Image courtesy of Professor Peter Anderson DVM PhD and published with permission © PEIR, University of Alabama at Birmingham, Department of Pathology
Fibrinoid necrosis is a special type of necrosis that can be seen in blood vessel walls. It is associated with immune-complex vasculitis and hypertension. Immune complexes, complement and plasma proteins deposit in damaged vessel walls, giving the tissue a smudgy, bright pink appearance on histological examination.
This pattern of necrosis is prominent when complexes of antigens and antibodies are deposited in the walls of arteries. Deposits of these "immune complexes," together with fibrin that has leaked out of vessles, results in a bright pink and amorphous appearance in H&E stains, called "fibrinoid" (fibrin-like).
Fibrinoid necrosis is a histopathological hallmark of malignant hypertension (blood pressure greater than 200/130 mmHg).

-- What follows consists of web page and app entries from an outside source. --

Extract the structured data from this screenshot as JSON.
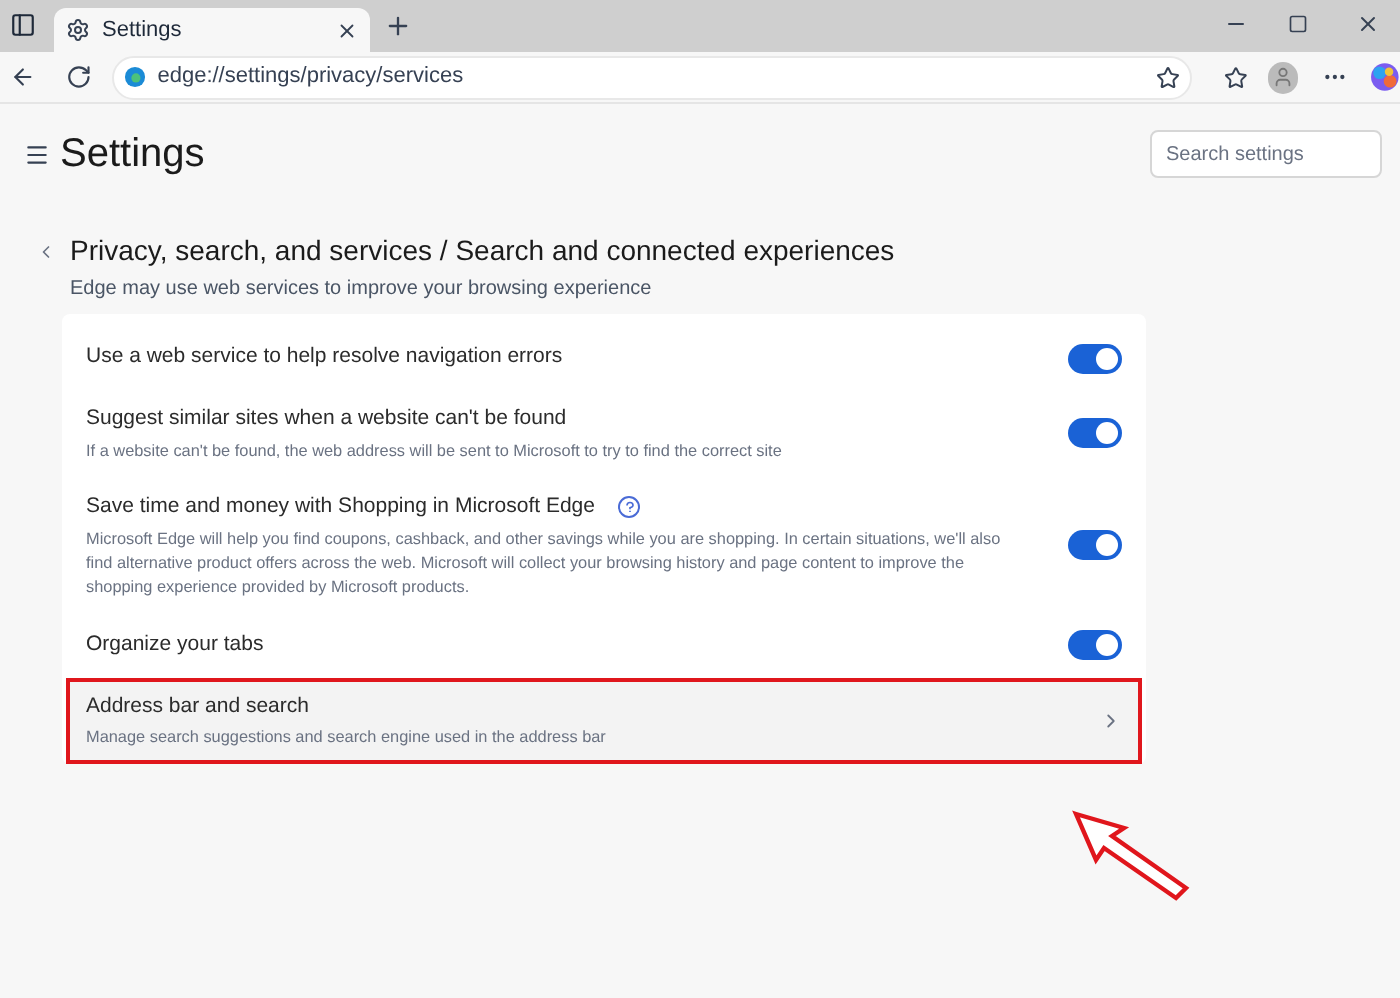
{
  "browser": {
    "tab": {
      "title": "Settings"
    },
    "address": "edge://settings/privacy/services"
  },
  "settings": {
    "title": "Settings",
    "search": {
      "placeholder": "Search settings"
    }
  },
  "page": {
    "breadcrumb": "Privacy, search, and services / Search and connected experiences",
    "subtitle": "Edge may use web services to improve your browsing experience"
  },
  "items": [
    {
      "kind": "toggle",
      "title": "Use a web service to help resolve navigation errors",
      "on": true,
      "highlighted": false
    },
    {
      "kind": "toggle",
      "title": "Suggest similar sites when a website can't be found",
      "description": "If a website can't be found, the web address will be sent to Microsoft to try to find the correct site",
      "on": true,
      "highlighted": false
    },
    {
      "kind": "toggle",
      "title": "Save time and money with Shopping in Microsoft Edge",
      "help": true,
      "description": "Microsoft Edge will help you find coupons, cashback, and other savings while you are shopping. In certain situations, we'll also find alternative product offers across the web. Microsoft will collect your browsing history and page content to improve the shopping experience provided by Microsoft products.",
      "on": true,
      "highlighted": false
    },
    {
      "kind": "toggle",
      "title": "Organize your tabs",
      "on": true,
      "highlighted": false
    },
    {
      "kind": "link",
      "title": "Address bar and search",
      "description": "Manage search suggestions and search engine used in the address bar",
      "highlighted": true
    }
  ]
}
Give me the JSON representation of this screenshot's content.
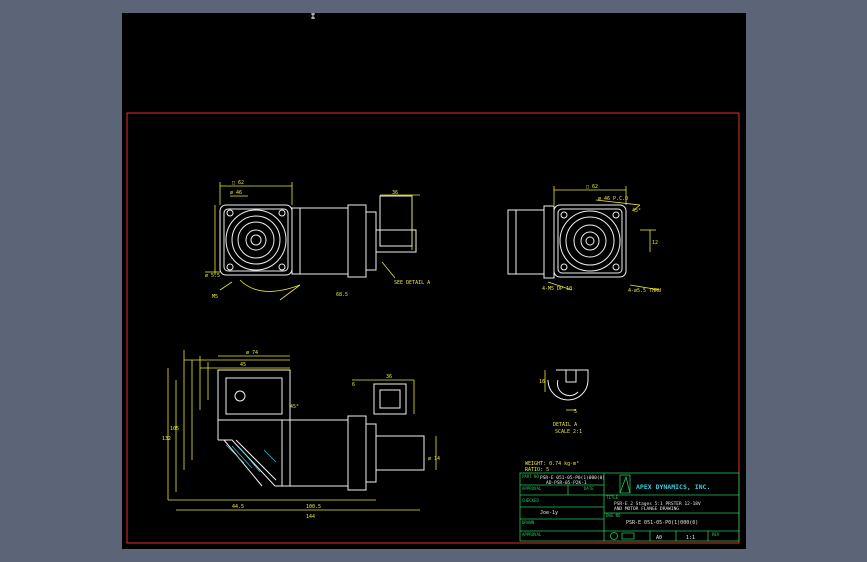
{
  "colors": {
    "background": "#5b6577",
    "viewport": "#000000",
    "border": "#e03030",
    "outline": "#f0f0f0",
    "dimension": "#e8e830",
    "titleblock": "#21c65b",
    "cyan": "#30d0e0"
  },
  "notes": {
    "weight": "WEIGHT: 0.74 kg·m²",
    "ratio": "RATIO: 5"
  },
  "detail": {
    "label": "DETAIL A",
    "scale": "SCALE 2:1"
  },
  "titleblock": {
    "company": "APEX DYNAMICS, INC.",
    "part_no_label": "PART NO",
    "part_no_1": "PSR-E 051-05-P0(1)000(0)",
    "part_no_2": "AD-PSR-05-P2K-1",
    "title_label": "TITLE",
    "title_line_1": "PSR-E 2 Stages 5:1 PRSTER 12-18V",
    "title_line_2": "AND MOTOR FLANGE DRAWING",
    "approval_label": "APPROVAL",
    "date_label": "DATE",
    "checked_label": "CHECKED",
    "checked_value": "Joe-1y",
    "drawn_label": "DRAWN",
    "dwg_no_label": "DWG NO",
    "dwg_no_value": "PSR-E 051-05-P0(1)000(0)",
    "size_value": "A0",
    "scale_value": "1:1",
    "rev_label": "REV"
  }
}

Malignant hypertension and polyarteritis nodosa are common causes.